tue 26/03/2019

Swan Lake, English National Ballet, Coliseum | reviews, news & interviews

Swan Lake, English National Ballet, Coliseum

Swan Lake, English National Ballet, Coliseum

The Agony is worth it for the Ecstasy of a splendid company show

ENB's 'Swan Lake' corps: Photographed by their leading ballerina Daria KlimentováDaria Klimentová

As everyone who has been watching Agony & Ecstasy: A Year with the English National Ballet on BBC Four now knows, Vadim Muntagirov, last night’s Prince Siegfried, and Daria Klimentová, his Odette/Odile, are the ultimate in ballet melodrama: one is a young dancer on the rise, the other reaching the end of a notable career. And both came together to produce a memorable Swan Lake in Derek Deane’s tasteful proscenium production.

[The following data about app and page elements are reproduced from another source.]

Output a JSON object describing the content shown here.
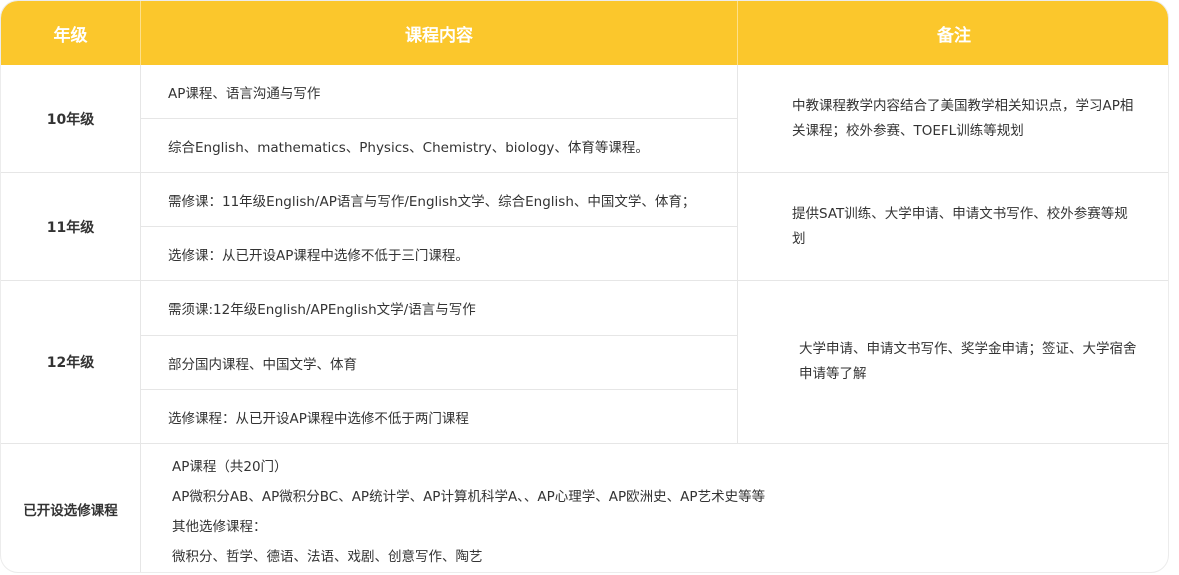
{
  "header": {
    "grade": "年级",
    "content": "课程内容",
    "note": "备注"
  },
  "rows": [
    {
      "grade": "10年级",
      "courses": [
        "AP课程、语言沟通与写作",
        "综合English、mathematics、Physics、Chemistry、biology、体育等课程。"
      ],
      "note": "中教课程教学内容结合了美国教学相关知识点，学习AP相关课程；校外参赛、TOEFL训练等规划"
    },
    {
      "grade": "11年级",
      "courses": [
        "需修课：11年级English/AP语言与写作/English文学、综合English、中国文学、体育；",
        "选修课：从已开设AP课程中选修不低于三门课程。"
      ],
      "note": "提供SAT训练、大学申请、申请文书写作、校外参赛等规划"
    },
    {
      "grade": "12年级",
      "courses": [
        "需须课:12年级English/APEnglish文学/语言与写作",
        "部分国内课程、中国文学、体育",
        "选修课程：从已开设AP课程中选修不低于两门课程"
      ],
      "note": "大学申请、申请文书写作、奖学金申请；签证、大学宿舍申请等了解"
    }
  ],
  "electives": {
    "grade": "已开设选修课程",
    "lines": [
      "AP课程（共20门）",
      "AP微积分AB、AP微积分BC、AP统计学、AP计算机科学A、、AP心理学、AP欧洲史、AP艺术史等等",
      "其他选修课程：",
      "微积分、哲学、德语、法语、戏剧、创意写作、陶艺"
    ]
  },
  "colors": {
    "header_bg": "#fbc72c",
    "header_text": "#ffffff",
    "border": "#e6e6e6"
  }
}
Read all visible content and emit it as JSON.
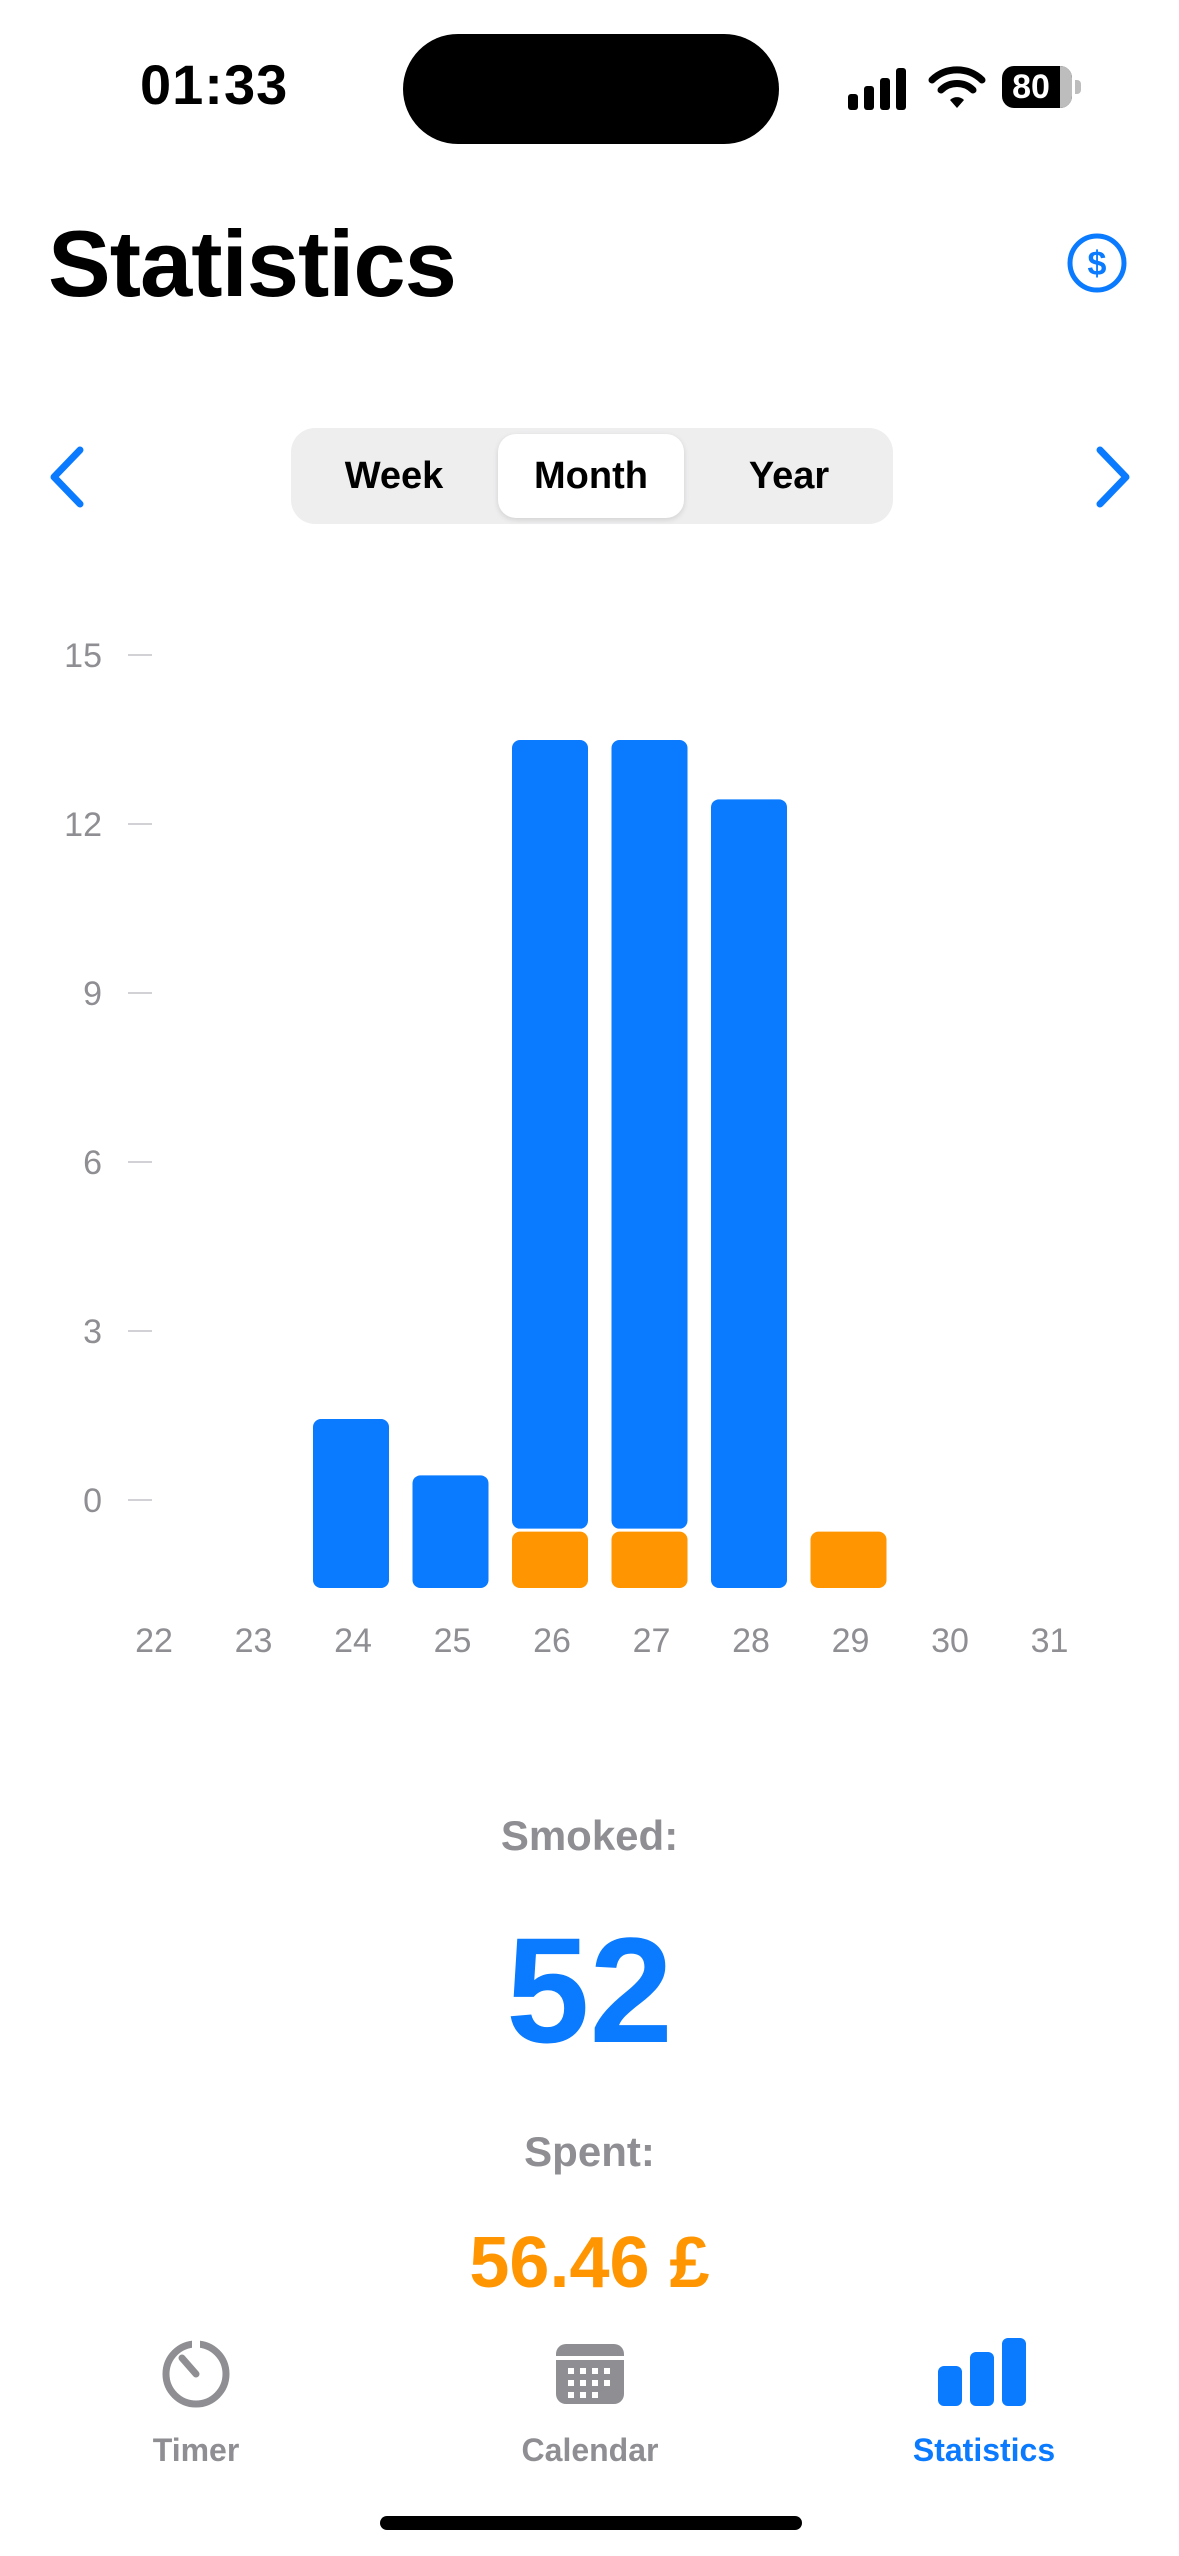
{
  "status_bar": {
    "time": "01:33",
    "battery": "80"
  },
  "header": {
    "title": "Statistics",
    "action_icon": "dollar-circle-icon"
  },
  "segmented": {
    "options": [
      "Week",
      "Month",
      "Year"
    ],
    "selected": "Month"
  },
  "chart_data": {
    "type": "bar",
    "stacked": true,
    "x_tick_labels": [
      "22",
      "23",
      "24",
      "25",
      "26",
      "27",
      "28",
      "29",
      "30",
      "31"
    ],
    "categories": [
      "23",
      "24",
      "25",
      "26",
      "27",
      "28",
      "29",
      "30",
      "31"
    ],
    "series": [
      {
        "color": "#0a7aff",
        "values": [
          0,
          3,
          2,
          14,
          14,
          14,
          0,
          0,
          0
        ]
      },
      {
        "color": "#ff9500",
        "values": [
          0,
          0,
          0,
          1,
          1,
          0,
          1,
          0,
          0
        ]
      }
    ],
    "y_ticks": [
      "15",
      "12",
      "9",
      "6",
      "3",
      "0"
    ],
    "ylim": [
      0,
      15
    ],
    "grid": false
  },
  "stats": {
    "smoked_label": "Smoked:",
    "smoked_value": "52",
    "spent_label": "Spent:",
    "spent_value": "56.46 £"
  },
  "tabbar": {
    "items": [
      {
        "label": "Timer",
        "icon": "timer-icon",
        "active": false
      },
      {
        "label": "Calendar",
        "icon": "calendar-icon",
        "active": false
      },
      {
        "label": "Statistics",
        "icon": "bar-chart-icon",
        "active": true
      }
    ]
  }
}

Swan Lake is Lev Ivanov’s compelling take on the heat of Romanticism, channelled through a prism of icy cold Classicism

Share this article

Comments

Judith Flanders should know that Tchaikovsky never composed a waltz for Act 1V. The one referred to is an interpolation of a movement from his Piano Pieces op.72 crassly orchestrated by Riccardo Drigo and endlessly repeated thus destroying its original charming character. The score of Swan Lake is a minefield of cutting, transposing, reordering of movements and interpolations in most choreographic interpretations. Check with David Nice! Strangely enough the only version I know which sticks to Tchaikovsky exactly in the last act is Matthew Bourne's version.

But I think, to confuse matters still further, Judith means the very Russian Danse des Petites Cygnes, which fits into the Act 4 tragedy beautifully, is one of the highlights of the score and isn't a waltz. So does that mean that this production, like the Mariinsky Sergeyev staging, actually replaces it with that dramatically inert waltz-plum? I ask because I'd be quite happy to see this, but not if Act 4 isn't all of a piece - the musical substitution is too banal. And it's not as if the original isn't the shortest and most unified act in ballet.

Add comment

Subscribe to theartsdesk.com

Thank you for continuing to read our work on theartsdesk.com. For unlimited access to every article in its entirety, including our archive of more than 10,000 pieces, we're asking for £3.95 per month or £30 per year. We feel it's a very good deal, and hope you do too.

To take an annual subscription now simply click here.

And if you're looking for that extra gift for a friend or family member, why not treat them to a theartsdesk.com gift subscription?

newsletter

Get a weekly digest of our critical highlights in your inbox each Thursday!

Simply enter your email address in the box below

View previous newsletters